==== Given records ====

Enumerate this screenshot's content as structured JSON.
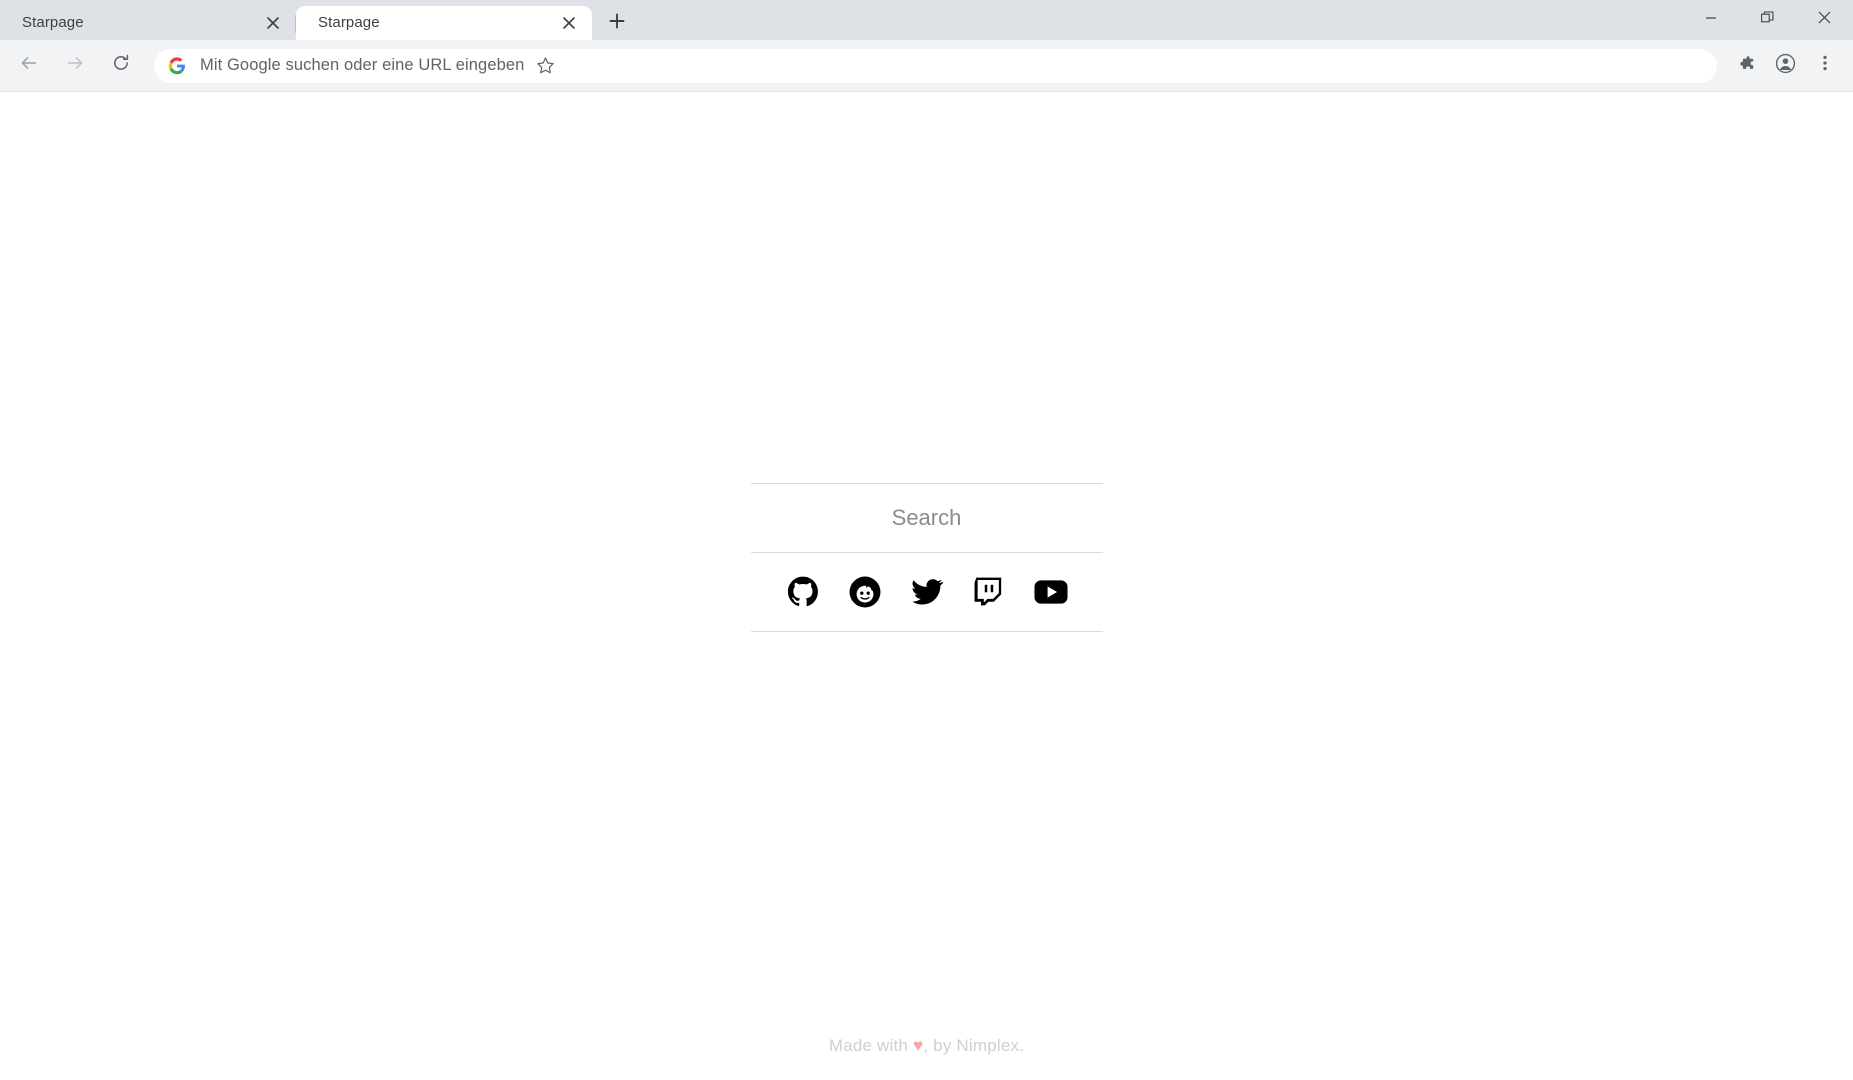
{
  "window": {
    "controls": [
      {
        "name": "minimize",
        "label": "Minimize"
      },
      {
        "name": "restore",
        "label": "Restore"
      },
      {
        "name": "close",
        "label": "Close"
      }
    ]
  },
  "tabstrip": {
    "tabs": [
      {
        "title": "Starpage",
        "active": false,
        "close_label": "Close tab"
      },
      {
        "title": "Starpage",
        "active": true,
        "close_label": "Close tab"
      }
    ],
    "new_tab_label": "New tab"
  },
  "toolbar": {
    "back_label": "Back",
    "forward_label": "Forward",
    "reload_label": "Reload",
    "omnibox": {
      "value": "",
      "placeholder": "Mit Google suchen oder eine URL eingeben",
      "search_engine_icon": "google-g-icon",
      "bookmark_label": "Bookmark this tab"
    },
    "extensions_label": "Extensions",
    "profile_label": "Profile",
    "menu_label": "Customize and control Google Chrome"
  },
  "page": {
    "search": {
      "value": "",
      "placeholder": "Search"
    },
    "links": [
      {
        "name": "github",
        "label": "GitHub"
      },
      {
        "name": "reddit",
        "label": "Reddit"
      },
      {
        "name": "twitter",
        "label": "Twitter"
      },
      {
        "name": "twitch",
        "label": "Twitch"
      },
      {
        "name": "youtube",
        "label": "YouTube"
      }
    ],
    "footer": {
      "prefix": "Made with ",
      "heart": "♥",
      "suffix": ", by Nimplex."
    }
  },
  "colors": {
    "tabstrip_bg": "#dee1e6",
    "toolbar_bg": "#f1f3f4",
    "omnibox_bg": "#ffffff",
    "page_bg": "#ffffff",
    "divider": "#dcdcdc",
    "placeholder_text": "#8b8b8b",
    "footer_text": "#cfcfcf",
    "heart": "#f9a3a7",
    "icon_black": "#000000"
  }
}
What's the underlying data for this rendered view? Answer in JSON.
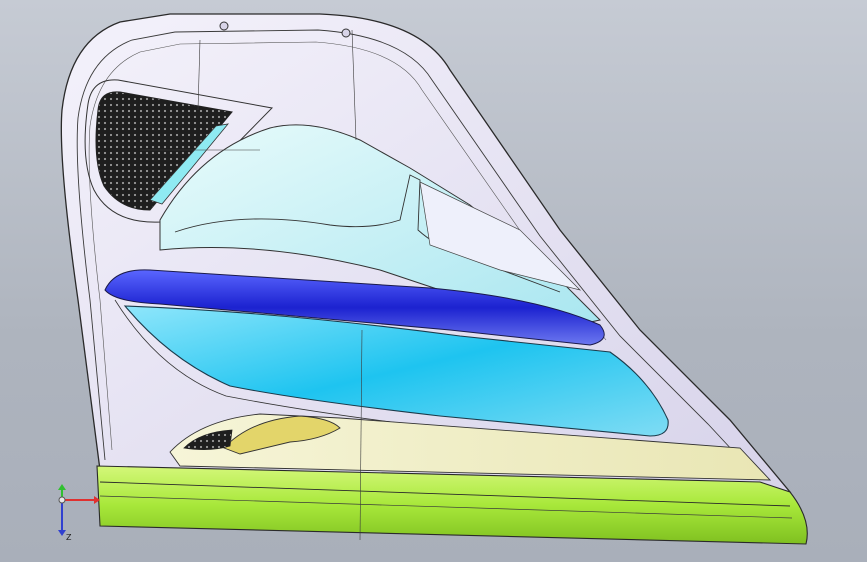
{
  "viewport": {
    "background_top": "#c6cbd4",
    "background_bottom": "#a9afba"
  },
  "model": {
    "part": "door-trim-panel",
    "colors": {
      "panel_face": "#e6e3f2",
      "panel_edge": "#c9c4de",
      "upper_window": "#bfeff4",
      "armrest_blue": "#2a2ee0",
      "pocket_cyan": "#22c8ee",
      "handle_area": "#efeec4",
      "handle_yellow": "#e6d96a",
      "lower_strip": "#b8f04a",
      "speaker_grille": "#2a2a2a"
    }
  },
  "triad": {
    "axes": [
      "x",
      "y",
      "z"
    ],
    "x_color": "#e03030",
    "y_color": "#30c030",
    "z_color": "#3040d0",
    "z_label": "Z"
  }
}
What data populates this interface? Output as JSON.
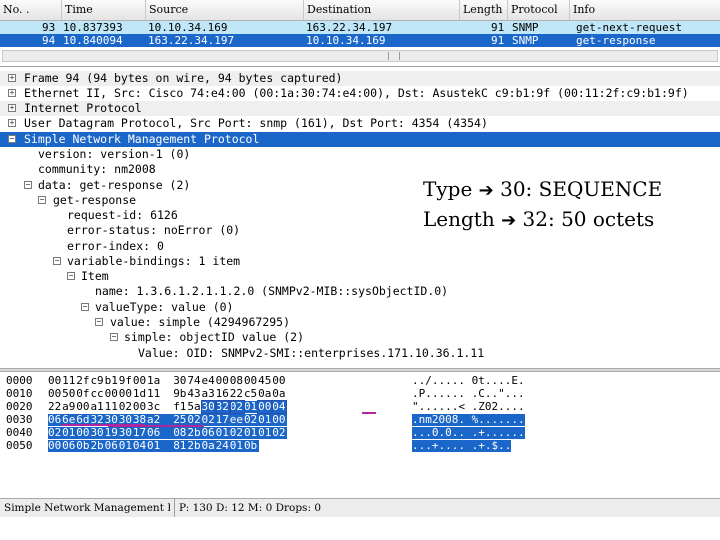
{
  "packet_list": {
    "columns": [
      "No. .",
      "Time",
      "Source",
      "Destination",
      "Length",
      "Protocol",
      "Info"
    ],
    "rows": [
      {
        "no": "93",
        "time": "10.837393",
        "source": "10.10.34.169",
        "destination": "163.22.34.197",
        "length": "91",
        "protocol": "SNMP",
        "info": "get-next-request"
      },
      {
        "no": "94",
        "time": "10.840094",
        "source": "163.22.34.197",
        "destination": "10.10.34.169",
        "length": "91",
        "protocol": "SNMP",
        "info": "get-response"
      }
    ]
  },
  "details": {
    "rows": [
      {
        "text": "Frame 94 (94 bytes on wire, 94 bytes captured)",
        "box": "+"
      },
      {
        "text": "Ethernet II, Src: Cisco 74:e4:00 (00:1a:30:74:e4:00), Dst: AsustekC c9:b1:9f (00:11:2f:c9:b1:9f)",
        "box": "+"
      },
      {
        "text": "Internet Protocol",
        "box": "+"
      },
      {
        "text": "User Datagram Protocol, Src Port: snmp (161), Dst Port: 4354 (4354)",
        "box": "+"
      },
      {
        "text": "Simple Network Management Protocol",
        "box": "−"
      },
      {
        "text": "version: version-1 (0)",
        "box": ""
      },
      {
        "text": "community: nm2008",
        "box": ""
      },
      {
        "text": "data: get-response (2)",
        "box": "−"
      },
      {
        "text": "get-response",
        "box": "−"
      },
      {
        "text": "request-id: 6126",
        "box": ""
      },
      {
        "text": "error-status: noError (0)",
        "box": ""
      },
      {
        "text": "error-index: 0",
        "box": ""
      },
      {
        "text": "variable-bindings: 1 item",
        "box": "−"
      },
      {
        "text": "Item",
        "box": "−"
      },
      {
        "text": "name: 1.3.6.1.2.1.1.2.0 (SNMPv2-MIB::sysObjectID.0)",
        "box": ""
      },
      {
        "text": "valueType: value (0)",
        "box": "−"
      },
      {
        "text": "value: simple (4294967295)",
        "box": "−"
      },
      {
        "text": "simple: objectID value (2)",
        "box": "−"
      },
      {
        "text": "Value: OID: SNMPv2-SMI::enterprises.171.10.36.1.11",
        "box": ""
      }
    ]
  },
  "annotation": {
    "line1": {
      "label": "Type",
      "value": "30: SEQUENCE"
    },
    "line2": {
      "label": "Length",
      "value": "32:  50 octets"
    },
    "arrow": "➔"
  },
  "hex_dump": {
    "rows": [
      {
        "offset": "0000",
        "bytes": [
          "00",
          "11",
          "2f",
          "c9",
          "b1",
          "9f",
          "00",
          "1a",
          "30",
          "74",
          "e4",
          "00",
          "08",
          "00",
          "45",
          "00"
        ],
        "ascii": "../..... 0t....E."
      },
      {
        "offset": "0010",
        "bytes": [
          "00",
          "50",
          "0f",
          "cc",
          "00",
          "00",
          "1d",
          "11",
          "9b",
          "43",
          "a3",
          "16",
          "22",
          "c5",
          "0a",
          "0a"
        ],
        "ascii": ".P...... .C..\"..."
      },
      {
        "offset": "0020",
        "bytes": [
          "22",
          "a9",
          "00",
          "a1",
          "11",
          "02",
          "00",
          "3c",
          "f1",
          "5a",
          "30",
          "32",
          "02",
          "01",
          "00",
          "04"
        ],
        "ascii": "\"......< .Z02...."
      },
      {
        "offset": "0030",
        "bytes": [
          "06",
          "6e",
          "6d",
          "32",
          "30",
          "30",
          "38",
          "a2",
          "25",
          "02",
          "02",
          "17",
          "ee",
          "02",
          "01",
          "00"
        ],
        "ascii": ".nm2008. %......."
      },
      {
        "offset": "0040",
        "bytes": [
          "02",
          "01",
          "00",
          "30",
          "19",
          "30",
          "17",
          "06",
          "08",
          "2b",
          "06",
          "01",
          "02",
          "01",
          "01",
          "02"
        ],
        "ascii": "...0.0.. .+......"
      },
      {
        "offset": "0050",
        "bytes": [
          "00",
          "06",
          "0b",
          "2b",
          "06",
          "01",
          "04",
          "01",
          "81",
          "2b",
          "0a",
          "24",
          "01",
          "0b"
        ],
        "ascii": "...+.... .+.$.."
      }
    ]
  },
  "status_bar": {
    "field": "Simple Network Management Prot··",
    "counts": "P: 130 D: 12 M: 0 Drops: 0"
  }
}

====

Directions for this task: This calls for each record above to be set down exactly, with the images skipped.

Result below:
Enumerate this screenshot's content as structured JSON.
{
  "window": {
    "controls": [
      {
        "name": "minimize",
        "label": "Minimize"
      },
      {
        "name": "restore",
        "label": "Restore"
      },
      {
        "name": "close",
        "label": "Close"
      }
    ]
  },
  "tabstrip": {
    "tabs": [
      {
        "title": "Starpage",
        "active": false,
        "close_label": "Close tab"
      },
      {
        "title": "Starpage",
        "active": true,
        "close_label": "Close tab"
      }
    ],
    "new_tab_label": "New tab"
  },
  "toolbar": {
    "back_label": "Back",
    "forward_label": "Forward",
    "reload_label": "Reload",
    "omnibox": {
      "value": "",
      "placeholder": "Mit Google suchen oder eine URL eingeben",
      "search_engine_icon": "google-g-icon",
      "bookmark_label": "Bookmark this tab"
    },
    "extensions_label": "Extensions",
    "profile_label": "Profile",
    "menu_label": "Customize and control Google Chrome"
  },
  "page": {
    "search": {
      "value": "",
      "placeholder": "Search"
    },
    "links": [
      {
        "name": "github",
        "label": "GitHub"
      },
      {
        "name": "reddit",
        "label": "Reddit"
      },
      {
        "name": "twitter",
        "label": "Twitter"
      },
      {
        "name": "twitch",
        "label": "Twitch"
      },
      {
        "name": "youtube",
        "label": "YouTube"
      }
    ],
    "footer": {
      "prefix": "Made with ",
      "heart": "♥",
      "suffix": ", by Nimplex."
    }
  },
  "colors": {
    "tabstrip_bg": "#dee1e6",
    "toolbar_bg": "#f1f3f4",
    "omnibox_bg": "#ffffff",
    "page_bg": "#ffffff",
    "divider": "#dcdcdc",
    "placeholder_text": "#8b8b8b",
    "footer_text": "#cfcfcf",
    "heart": "#f9a3a7",
    "icon_black": "#000000"
  }
}
What's the underlying data for this rendered view? Answer in JSON.
{
  "viewport": {
    "background_top": "#c6cbd4",
    "background_bottom": "#a9afba"
  },
  "model": {
    "part": "door-trim-panel",
    "colors": {
      "panel_face": "#e6e3f2",
      "panel_edge": "#c9c4de",
      "upper_window": "#bfeff4",
      "armrest_blue": "#2a2ee0",
      "pocket_cyan": "#22c8ee",
      "handle_area": "#efeec4",
      "handle_yellow": "#e6d96a",
      "lower_strip": "#b8f04a",
      "speaker_grille": "#2a2a2a"
    }
  },
  "triad": {
    "axes": [
      "x",
      "y",
      "z"
    ],
    "x_color": "#e03030",
    "y_color": "#30c030",
    "z_color": "#3040d0",
    "z_label": "Z"
  }
}
What data populates this interface? Output as JSON.
{
  "packet_list": {
    "columns": [
      "No. .",
      "Time",
      "Source",
      "Destination",
      "Length",
      "Protocol",
      "Info"
    ],
    "rows": [
      {
        "no": "93",
        "time": "10.837393",
        "source": "10.10.34.169",
        "destination": "163.22.34.197",
        "length": "91",
        "protocol": "SNMP",
        "info": "get-next-request"
      },
      {
        "no": "94",
        "time": "10.840094",
        "source": "163.22.34.197",
        "destination": "10.10.34.169",
        "length": "91",
        "protocol": "SNMP",
        "info": "get-response"
      }
    ]
  },
  "details": {
    "rows": [
      {
        "text": "Frame 94 (94 bytes on wire, 94 bytes captured)",
        "box": "+"
      },
      {
        "text": "Ethernet II, Src: Cisco 74:e4:00 (00:1a:30:74:e4:00), Dst: AsustekC c9:b1:9f (00:11:2f:c9:b1:9f)",
        "box": "+"
      },
      {
        "text": "Internet Protocol",
        "box": "+"
      },
      {
        "text": "User Datagram Protocol, Src Port: snmp (161), Dst Port: 4354 (4354)",
        "box": "+"
      },
      {
        "text": "Simple Network Management Protocol",
        "box": "−"
      },
      {
        "text": "version: version-1 (0)",
        "box": ""
      },
      {
        "text": "community: nm2008",
        "box": ""
      },
      {
        "text": "data: get-response (2)",
        "box": "−"
      },
      {
        "text": "get-response",
        "box": "−"
      },
      {
        "text": "request-id: 6126",
        "box": ""
      },
      {
        "text": "error-status: noError (0)",
        "box": ""
      },
      {
        "text": "error-index: 0",
        "box": ""
      },
      {
        "text": "variable-bindings: 1 item",
        "box": "−"
      },
      {
        "text": "Item",
        "box": "−"
      },
      {
        "text": "name: 1.3.6.1.2.1.1.2.0 (SNMPv2-MIB::sysObjectID.0)",
        "box": ""
      },
      {
        "text": "valueType: value (0)",
        "box": "−"
      },
      {
        "text": "value: simple (4294967295)",
        "box": "−"
      },
      {
        "text": "simple: objectID value (2)",
        "box": "−"
      },
      {
        "text": "Value: OID: SNMPv2-SMI::enterprises.171.10.36.1.11",
        "box": ""
      }
    ]
  },
  "annotation": {
    "line1": {
      "label": "Type",
      "value": "30: SEQUENCE"
    },
    "line2": {
      "label": "Length",
      "value": "32:  50 octets"
    },
    "arrow": "➔"
  },
  "hex_dump": {
    "rows": [
      {
        "offset": "0000",
        "bytes": [
          "00",
          "11",
          "2f",
          "c9",
          "b1",
          "9f",
          "00",
          "1a",
          "30",
          "74",
          "e4",
          "00",
          "08",
          "00",
          "45",
          "00"
        ],
        "ascii": "../..... 0t....E."
      },
      {
        "offset": "0010",
        "bytes": [
          "00",
          "50",
          "0f",
          "cc",
          "00",
          "00",
          "1d",
          "11",
          "9b",
          "43",
          "a3",
          "16",
          "22",
          "c5",
          "0a",
          "0a"
        ],
        "ascii": ".P...... .C..\"..."
      },
      {
        "offset": "0020",
        "bytes": [
          "22",
          "a9",
          "00",
          "a1",
          "11",
          "02",
          "00",
          "3c",
          "f1",
          "5a",
          "30",
          "32",
          "02",
          "01",
          "00",
          "04"
        ],
        "ascii": "\"......< .Z02...."
      },
      {
        "offset": "0030",
        "bytes": [
          "06",
          "6e",
          "6d",
          "32",
          "30",
          "30",
          "38",
          "a2",
          "25",
          "02",
          "02",
          "17",
          "ee",
          "02",
          "01",
          "00"
        ],
        "ascii": ".nm2008. %......."
      },
      {
        "offset": "0040",
        "bytes": [
          "02",
          "01",
          "00",
          "30",
          "19",
          "30",
          "17",
          "06",
          "08",
          "2b",
          "06",
          "01",
          "02",
          "01",
          "01",
          "02"
        ],
        "ascii": "...0.0.. .+......"
      },
      {
        "offset": "0050",
        "bytes": [
          "00",
          "06",
          "0b",
          "2b",
          "06",
          "01",
          "04",
          "01",
          "81",
          "2b",
          "0a",
          "24",
          "01",
          "0b"
        ],
        "ascii": "...+.... .+.$.."
      }
    ]
  },
  "status_bar": {
    "field": "Simple Network Management Prot··",
    "counts": "P: 130 D: 12 M: 0 Drops: 0"
  }
}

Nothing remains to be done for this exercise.